§ **WHAT TO DO**: Note every line in the entries that contains the string "this", and copy it.

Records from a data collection
#####

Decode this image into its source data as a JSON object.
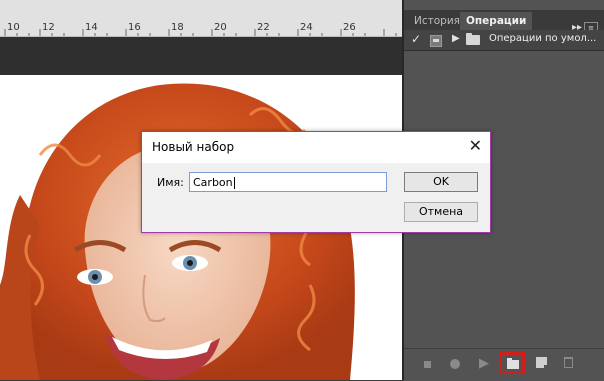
{
  "ruler": {
    "numbers": [
      "10",
      "12",
      "14",
      "16",
      "18",
      "20",
      "22",
      "24",
      "26"
    ]
  },
  "panel": {
    "tabs": [
      {
        "label": "История",
        "active": false
      },
      {
        "label": "Операции",
        "active": true
      }
    ],
    "collapse_glyph": "▸▸",
    "menu_glyph": "≡",
    "action_set": {
      "checked": true,
      "label": "Операции по умол..."
    },
    "footer": {
      "stop_icon": "stop-icon",
      "record_icon": "record-icon",
      "play_icon": "play-icon",
      "new_set_icon": "folder-icon",
      "new_action_icon": "new-action-icon",
      "delete_icon": "trash-icon",
      "highlight_color": "#d0201b"
    }
  },
  "dialog": {
    "title": "Новый набор",
    "close_glyph": "✕",
    "name_label": "Имя:",
    "name_value": "Carbon",
    "ok_label": "OK",
    "cancel_label": "Отмена",
    "border_color": "#a23aa7"
  }
}
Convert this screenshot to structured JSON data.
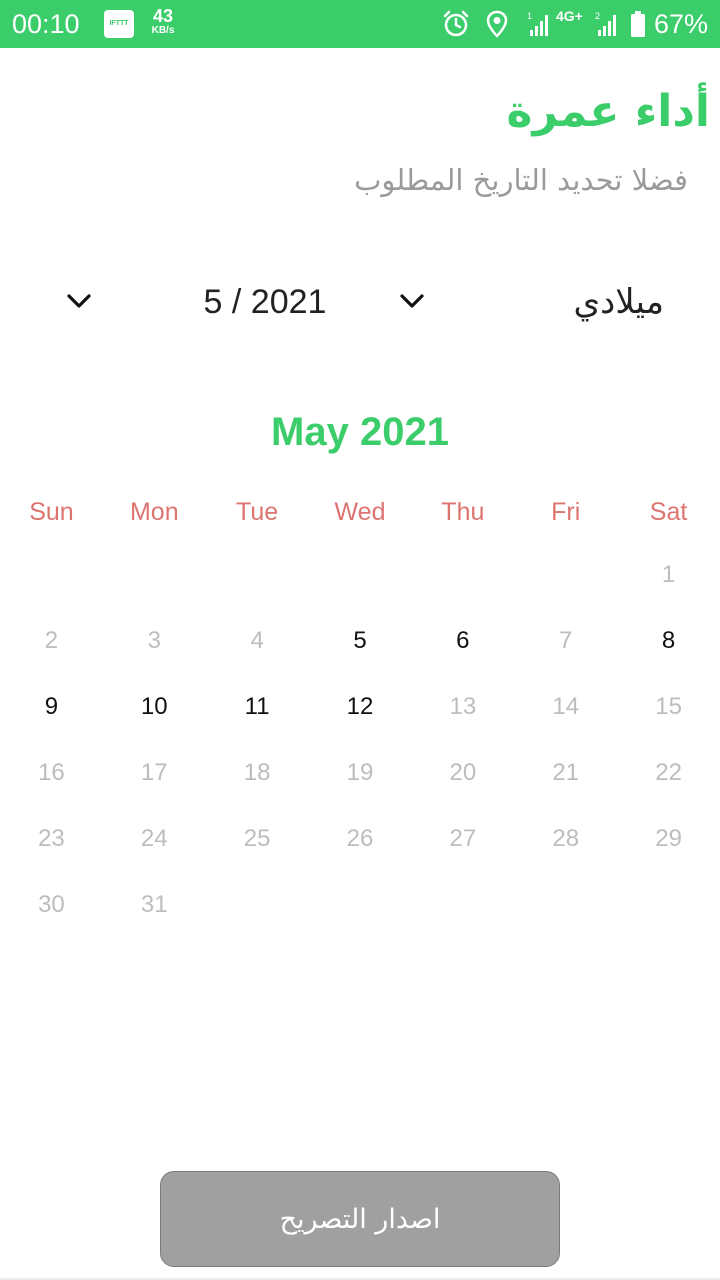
{
  "status_bar": {
    "time": "00:10",
    "ifttt_label": "IFTTT",
    "speed_value": "43",
    "speed_unit": "KB/s",
    "network_type": "4G+",
    "battery_percent": "67%"
  },
  "header": {
    "title": "أداء عمرة",
    "subtitle": "فضلا تحديد التاريخ المطلوب"
  },
  "selectors": {
    "month_year": "5 / 2021",
    "calendar_type": "ميلادي"
  },
  "calendar": {
    "title": "May 2021",
    "weekdays": [
      "Sun",
      "Mon",
      "Tue",
      "Wed",
      "Thu",
      "Fri",
      "Sat"
    ],
    "first_weekday_index": 6,
    "days": [
      {
        "day": "1",
        "enabled": false
      },
      {
        "day": "2",
        "enabled": false
      },
      {
        "day": "3",
        "enabled": false
      },
      {
        "day": "4",
        "enabled": false
      },
      {
        "day": "5",
        "enabled": true
      },
      {
        "day": "6",
        "enabled": true
      },
      {
        "day": "7",
        "enabled": false
      },
      {
        "day": "8",
        "enabled": true
      },
      {
        "day": "9",
        "enabled": true
      },
      {
        "day": "10",
        "enabled": true
      },
      {
        "day": "11",
        "enabled": true
      },
      {
        "day": "12",
        "enabled": true
      },
      {
        "day": "13",
        "enabled": false
      },
      {
        "day": "14",
        "enabled": false
      },
      {
        "day": "15",
        "enabled": false
      },
      {
        "day": "16",
        "enabled": false
      },
      {
        "day": "17",
        "enabled": false
      },
      {
        "day": "18",
        "enabled": false
      },
      {
        "day": "19",
        "enabled": false
      },
      {
        "day": "20",
        "enabled": false
      },
      {
        "day": "21",
        "enabled": false
      },
      {
        "day": "22",
        "enabled": false
      },
      {
        "day": "23",
        "enabled": false
      },
      {
        "day": "24",
        "enabled": false
      },
      {
        "day": "25",
        "enabled": false
      },
      {
        "day": "26",
        "enabled": false
      },
      {
        "day": "27",
        "enabled": false
      },
      {
        "day": "28",
        "enabled": false
      },
      {
        "day": "29",
        "enabled": false
      },
      {
        "day": "30",
        "enabled": false
      },
      {
        "day": "31",
        "enabled": false
      }
    ]
  },
  "action_button": {
    "label": "اصدار التصريح"
  },
  "colors": {
    "accent": "#3ccd6b",
    "weekday": "#dd7470",
    "day_enabled": "#111111",
    "day_disabled": "#bdbdbd",
    "button_disabled": "#a0a0a0"
  },
  "icons": {
    "status": [
      "alarm-icon",
      "location-icon",
      "signal-icon",
      "battery-icon"
    ],
    "dropdown": "chevron-down-icon"
  }
}
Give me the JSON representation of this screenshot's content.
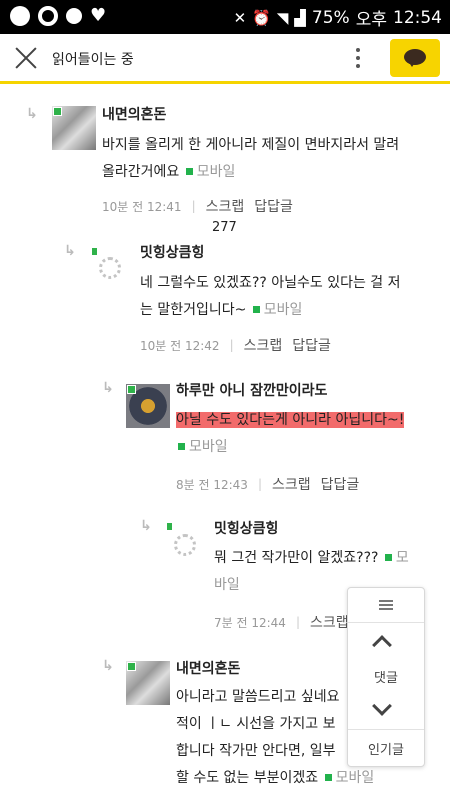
{
  "status_bar": {
    "battery": "75%",
    "ampm": "오후",
    "time": "12:54"
  },
  "header": {
    "title": "읽어들이는 중"
  },
  "comments": [
    {
      "name": "내면의혼돈",
      "body_line1": "바지를 올리게 한 게아니라 제질이 면바지라서 말려",
      "body_line2": "올라간거에요",
      "mobile": "모바일",
      "time": "10분 전 12:41",
      "scrap": "스크랩",
      "reply": "답답글",
      "count": "277"
    },
    {
      "name": "밋힝상큼힝",
      "body_line1": "네 그럴수도 있겠죠?? 아닐수도 있다는 걸 저",
      "body_line2": "는 말한거입니다~",
      "mobile": "모바일",
      "time": "10분 전 12:42",
      "scrap": "스크랩",
      "reply": "답답글"
    },
    {
      "name": "하루만 아니 잠깐만이라도",
      "body_line1": "아닐 수도 있다는게 아니라 아닙니다~!",
      "mobile": "모바일",
      "time": "8분 전 12:43",
      "scrap": "스크랩",
      "reply": "답답글"
    },
    {
      "name": "밋힝상큼힝",
      "body_line1": "뭐 그건 작가만이 알겠죠???",
      "mobile_part1": "모",
      "mobile_part2": "바일",
      "time": "7분 전 12:44",
      "scrap": "스크랩"
    },
    {
      "name": "내면의혼돈",
      "body_line1": "아니라고 말씀드리고 싶네요",
      "body_line2": "적이 ㅣㄴ 시선을 가지고 보",
      "body_line3": "합니다 작가만 안다면, 일부",
      "body_line4": "할 수도 없는 부분이겠죠",
      "mobile": "모바일"
    }
  ],
  "float_nav": {
    "comments_label": "댓글",
    "popular_label": "인기글"
  },
  "colors": {
    "accent_yellow": "#f7d400",
    "highlight_red": "#f26b6b",
    "mobile_green": "#22b24c"
  }
}
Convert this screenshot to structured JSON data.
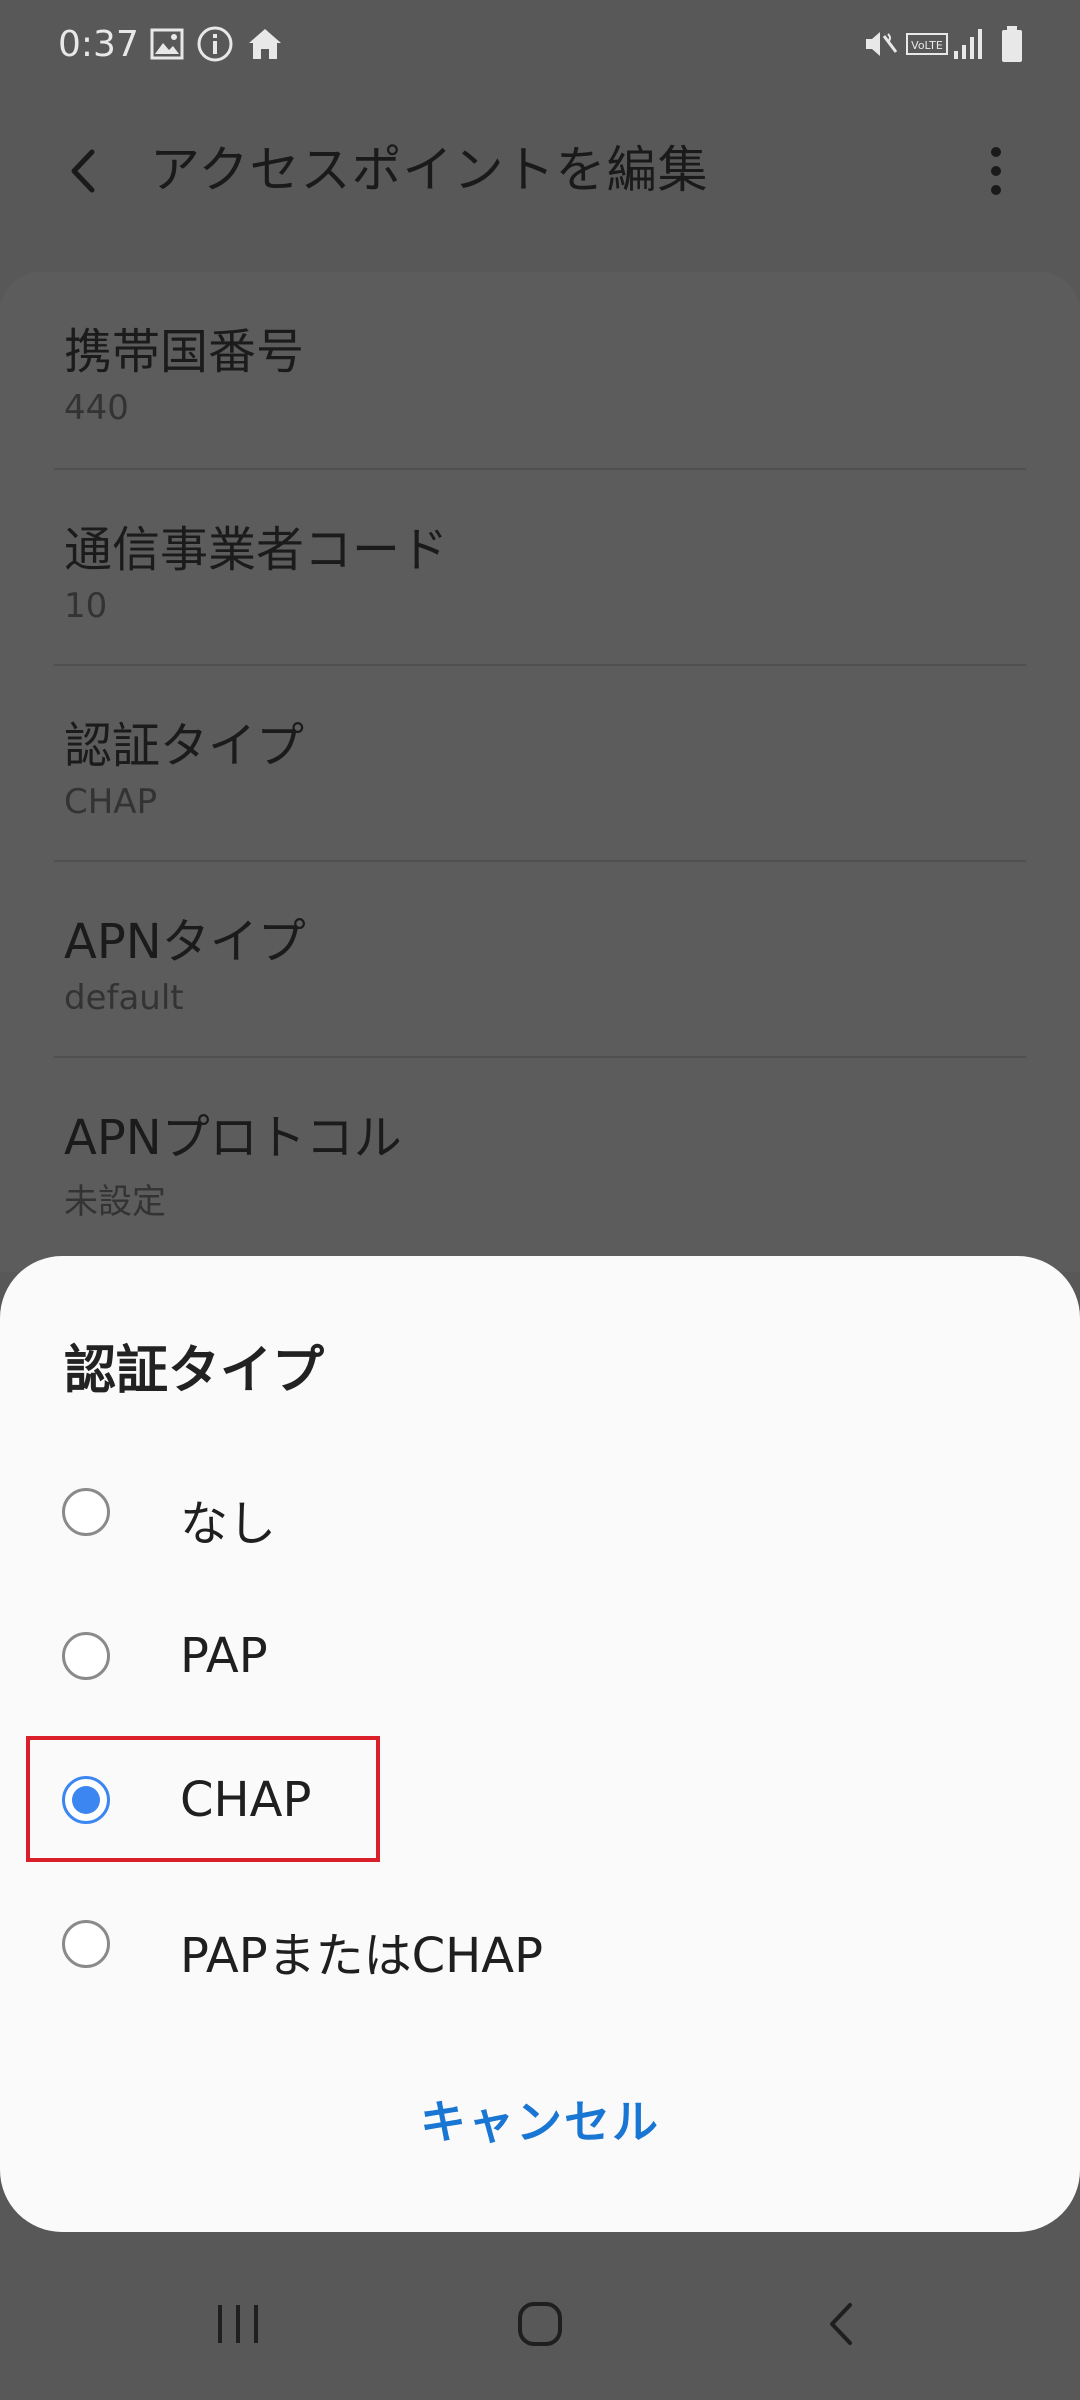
{
  "status_bar": {
    "time": "0:37",
    "left_icons": [
      "image-icon",
      "info-icon",
      "home-icon"
    ],
    "right_icons": [
      "mute-vibrate-icon",
      "volte-icon",
      "signal-icon",
      "battery-icon"
    ],
    "volte_text": "VoLTE"
  },
  "app_bar": {
    "title": "アクセスポイントを編集",
    "back_icon": "back-arrow-icon",
    "more_icon": "more-vert-icon"
  },
  "settings_list": [
    {
      "label": "携帯国番号",
      "value": "440"
    },
    {
      "label": "通信事業者コード",
      "value": "10"
    },
    {
      "label": "認証タイプ",
      "value": "CHAP"
    },
    {
      "label": "APNタイプ",
      "value": "default"
    },
    {
      "label": "APNプロトコル",
      "value": "未設定"
    }
  ],
  "dialog": {
    "title": "認証タイプ",
    "options": [
      {
        "label": "なし",
        "selected": false
      },
      {
        "label": "PAP",
        "selected": false
      },
      {
        "label": "CHAP",
        "selected": true
      },
      {
        "label": "PAPまたはCHAP",
        "selected": false
      }
    ],
    "cancel_label": "キャンセル"
  },
  "nav_bar": {
    "buttons": [
      "recent-apps-icon",
      "home-button-icon",
      "back-icon"
    ]
  },
  "colors": {
    "accent": "#3b86f0",
    "cancel_text": "#1976d2",
    "highlight": "#d9202a",
    "scrim": "#585858",
    "dialog_bg": "#fafafa"
  }
}
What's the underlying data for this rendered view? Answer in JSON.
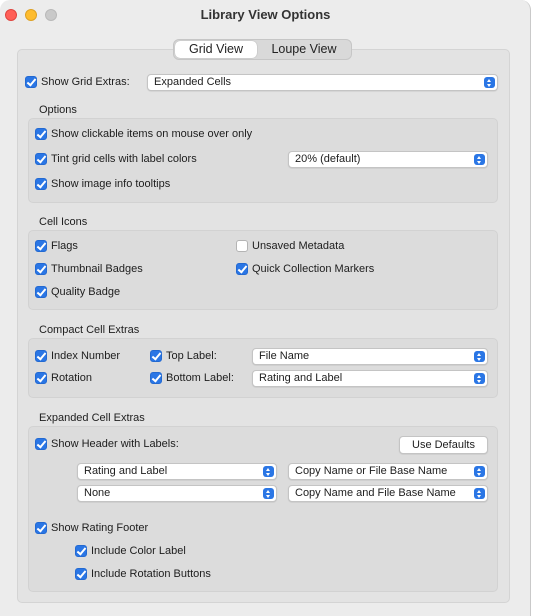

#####

§ **EXERCISE OUTPUT**:
Decode this image into its source data as a JSON object.
Convert this screenshot to structured JSON data.
Give me the JSON representation of this screenshot's content.
Convert this screenshot to structured JSON data.
What's the underlying data for this rendered view? Answer in JSON.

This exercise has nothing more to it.